“We can see that the rotating wind formed across the entire disc. Like a tornado, it lifts material up from the cloud of gas and dust. At some point the wind releases its hold on the cloud, so that the material floats freely. This has the effect that the rotation speed of the cloud is slowed and thus the new star can hold together. In the process, the material in the rotating disc of gas and dust accumulates and forms planets,” explains Jes Jørgensen, also at the Niels Bohr Institute and the Centre for Star and Planet Formation at the University of Copenhagen.
Future observations with Alma and other telescopes will tell us more about how planetary systems form around protostars like this one, explains Matthijs van der Wiel, astronomer at Astron, Netherlands.
“The next thing we want to find out is whether the material released from the disc is completely blown away or whether it falls back onto the disc at some point and becomes part of the planet-forming system”, he says.
Per Bjerkeli, Department of Earth and Space Science, Chalmers University of Technology and Niels Bohr Institute, University of Copenhagen, +46 7034-13192, email@example.com
Robert Cumming, communicator, Onsala Space Observatory, Chalmers University of Technology, firstname.lastname@example.org, +46 31 772 5500 or 46 70 493 3114
Images and video:
1 (top): Artist’s impression of the wind emanating from the young solar system TMC1A. The rotating wind is formed in the disc surrounding the protostar.

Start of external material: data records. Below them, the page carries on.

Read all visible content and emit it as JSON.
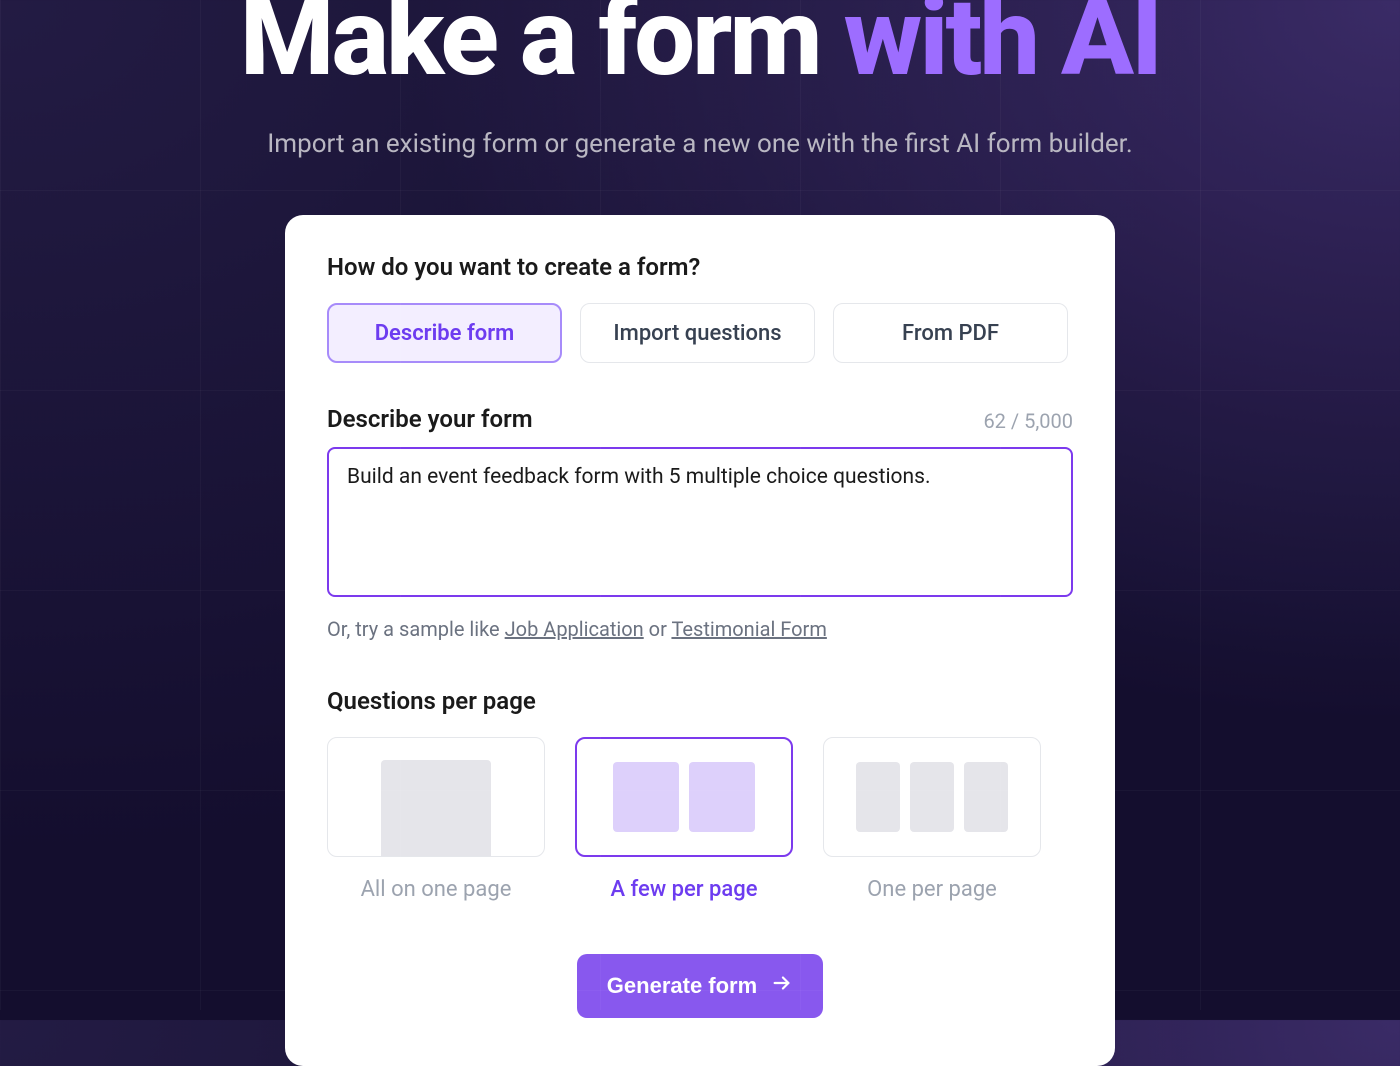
{
  "hero": {
    "title_plain": "Make a form ",
    "title_accent": "with AI",
    "subtitle": "Import an existing form or generate a new one with the first AI form builder."
  },
  "card": {
    "create_prompt": "How do you want to create a form?",
    "tabs": {
      "describe": "Describe form",
      "import": "Import questions",
      "pdf": "From PDF"
    },
    "describe_label": "Describe your form",
    "char_count": "62 / 5,000",
    "textarea_value": "Build an event feedback form with 5 multiple choice questions.",
    "hint_prefix": "Or, try a sample like ",
    "hint_link1": "Job Application",
    "hint_sep": " or ",
    "hint_link2": "Testimonial Form",
    "qpp_label": "Questions per page",
    "layouts": {
      "all": "All on one page",
      "few": "A few per page",
      "one": "One per page"
    },
    "cta": "Generate form"
  }
}
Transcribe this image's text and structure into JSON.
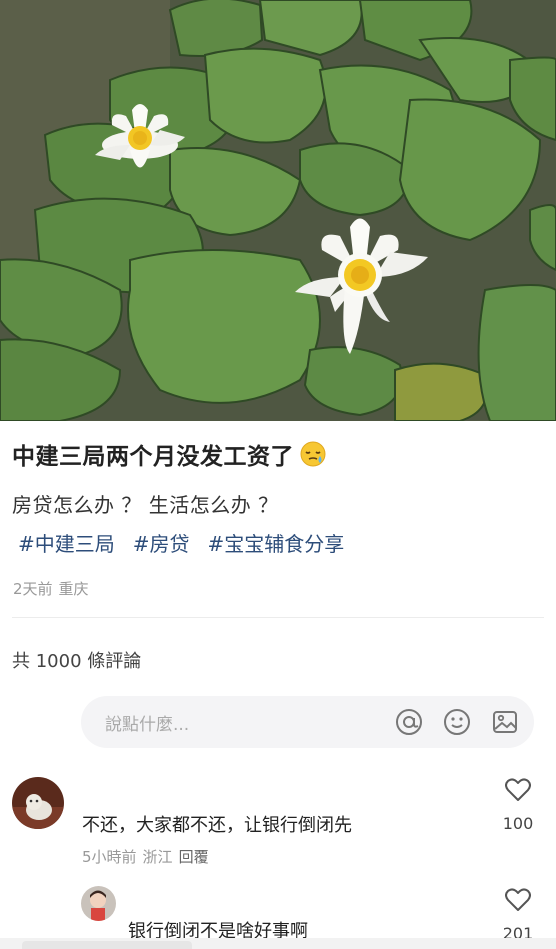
{
  "post": {
    "title": "中建三局两个月没发工资了",
    "title_emoji": "sleepy-face-emoji",
    "body": "房贷怎么办 ？ 生活怎么办 ？",
    "tags": [
      "#中建三局",
      "#房贷",
      "#宝宝辅食分享"
    ],
    "time": "2天前",
    "location": "重庆",
    "image_subject": "water-lily-pond-photo"
  },
  "comments_section": {
    "count_label": "共 1000 條評論",
    "input_placeholder": "說點什麼...",
    "input_icons": [
      "at-icon",
      "emoji-icon",
      "image-icon"
    ]
  },
  "comments": [
    {
      "text": "不还，大家都不还，让银行倒闭先",
      "time": "5小時前",
      "location": "浙江",
      "reply_label": "回覆",
      "likes": "100"
    },
    {
      "text": "银行倒闭不是啥好事啊",
      "likes": "201"
    }
  ],
  "colors": {
    "tag": "#2d4d7a",
    "muted": "#999999",
    "input_bg": "#f4f4f6"
  }
}
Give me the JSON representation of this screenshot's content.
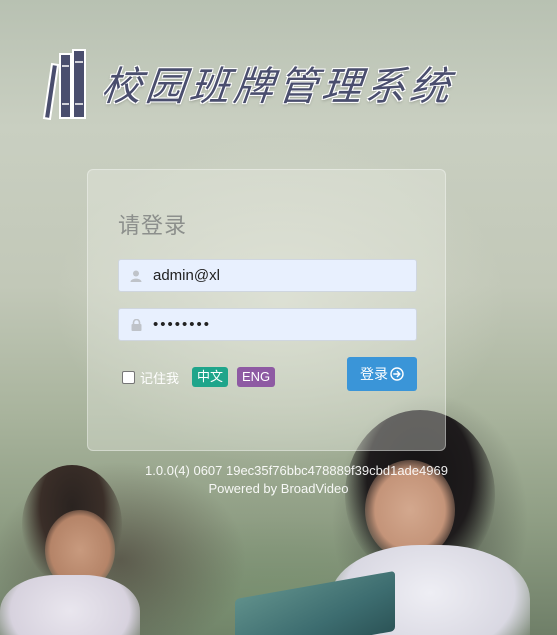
{
  "header": {
    "title": "校园班牌管理系统",
    "logo_icon": "books-icon"
  },
  "login": {
    "heading": "请登录",
    "username": {
      "value": "admin@xl",
      "icon": "user-icon"
    },
    "password": {
      "value": "••••••••",
      "icon": "lock-icon"
    },
    "remember_label": "记住我",
    "remember_checked": false,
    "lang_zh": "中文",
    "lang_en": "ENG",
    "submit_label": "登录",
    "submit_icon": "arrow-right-circle-icon"
  },
  "footer": {
    "version": "1.0.0(4) 0607 19ec35f76bbc478889f39cbd1ade4969",
    "powered_by": "Powered by BroadVideo"
  },
  "colors": {
    "title": "#4a4e6e",
    "input_bg": "#e8f0fe",
    "zh_badge": "#1fa58b",
    "en_badge": "#8e5aa3",
    "login_button": "#3a95d8"
  }
}
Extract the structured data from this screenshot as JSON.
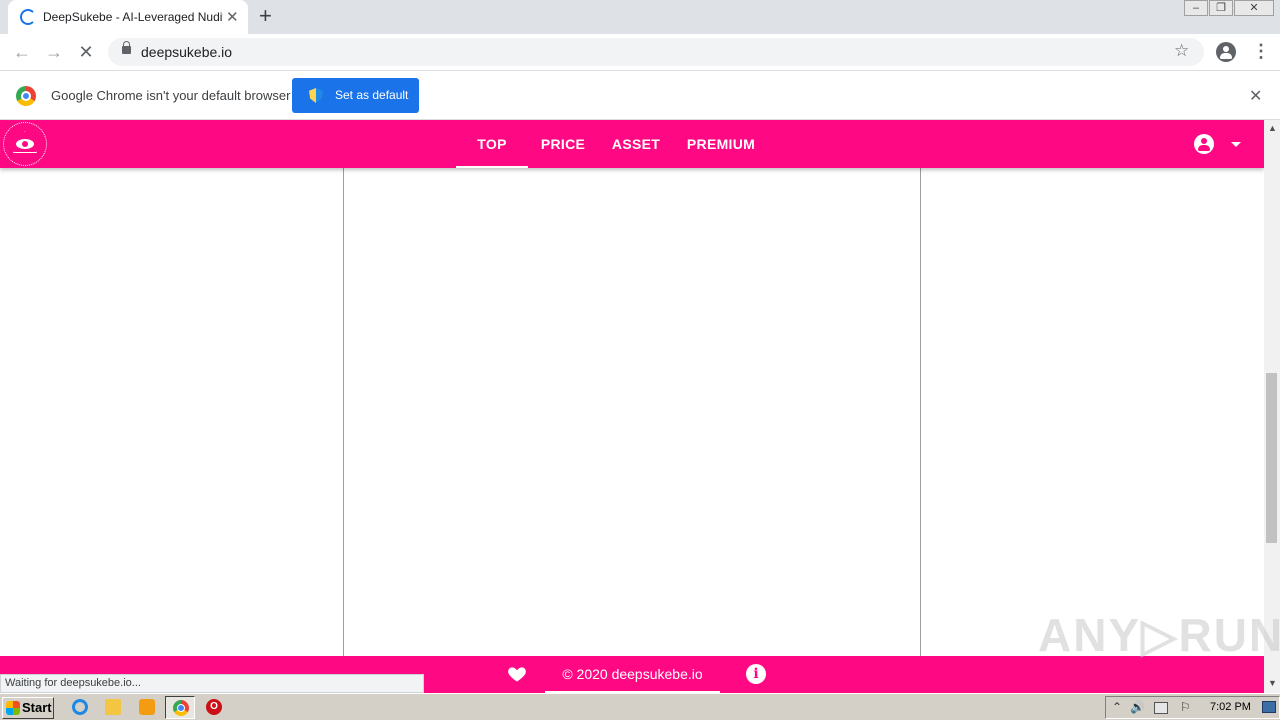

See an animated version of this image at https://vimeo.com/195450409/a1e477bf06. (Credit: D. Lamm/BOID and P. Bjerkeli/Chalmers)
2: ALMA’s observations of TMC1A reveal gas motions close to a protostar. Here blue colour indicates gas that is moving towards us while the red colour indicates gas moving away from us. The protoplanetary disc is shown in green. The grey spirals indicate the boundaries of the swirling outflow from the star. The observations, of emission from carbon monoxide molecules, were made with ALMA at 1.3 mm wavelength. (Credit: ALMA/ESO/NRAO/NAOJ, P. Bjerkeli/Digitized Sky Survey/ESASky)
3: The telescope ALMA (Atacama Large Millimeter/submillimeter Array) consists of 66 antennas which observe the universe in light with wavelength around one millimetre from the Chajnantor plateau at 5000 metres altitude in northern Chile. High-resolution image and more information at ESO.
Credit: S. Otárola/ESO
4: Per Bjerkeli, astronomer at Chalmers and the Niels Bohr Institute, University of Copenhagen, Denmark, has together with colleagues observed the early phases in the formation of a new solar system and have observed how powerful vortices shoot out from the rotating cloud of gas and dust. (Credit: Ola Jakup Joensen, NBI).
More about the research
More about Alma and Onsala Space Observatory
The Atacama Large Millimeter/submillimeter Array (Alma), an international astronomy facility, is a partnership of ESO, the U.S. National Science Foundation (NSF) and the National Institutes of Natural Sciences (NINS) of Japan in cooperation with the Republic of Chile. Alma is funded by ESO on behalf of its Member States, by NSF in cooperation with the National Research Council of Canada (NRC) and the National Science Council of Taiwan (NSC) and by NINS in cooperation with the Academia Sinica (AS) in Taiwan and the Korea Astronomy and Space Science Institute (KASI).
Chalmers and Onsala Space Observatory have been involved in Alma since its inception; receivers for the telescope are one of many contributions. Onsala Space Observatory is host to the Nordic Alma Regional Centre, which provides technical expertise to the Alma project and supports astronomers in the Nordic countries in using Alma.
Onsala Space Observatory is Sweden's national facility for radio astronomy. The observatory provides researchers with equipment for the study of the earth and the rest of the universe. In Onsala, 45 km south of Gothenburg, it operates two radio telescopes and a station in the international telescope Lofar. It also participates in several international projects. The observatory is hosted by Department of Earth and Space Sciences at Chalmers University of Technology, and is operated on behalf of the Swedish Research Council.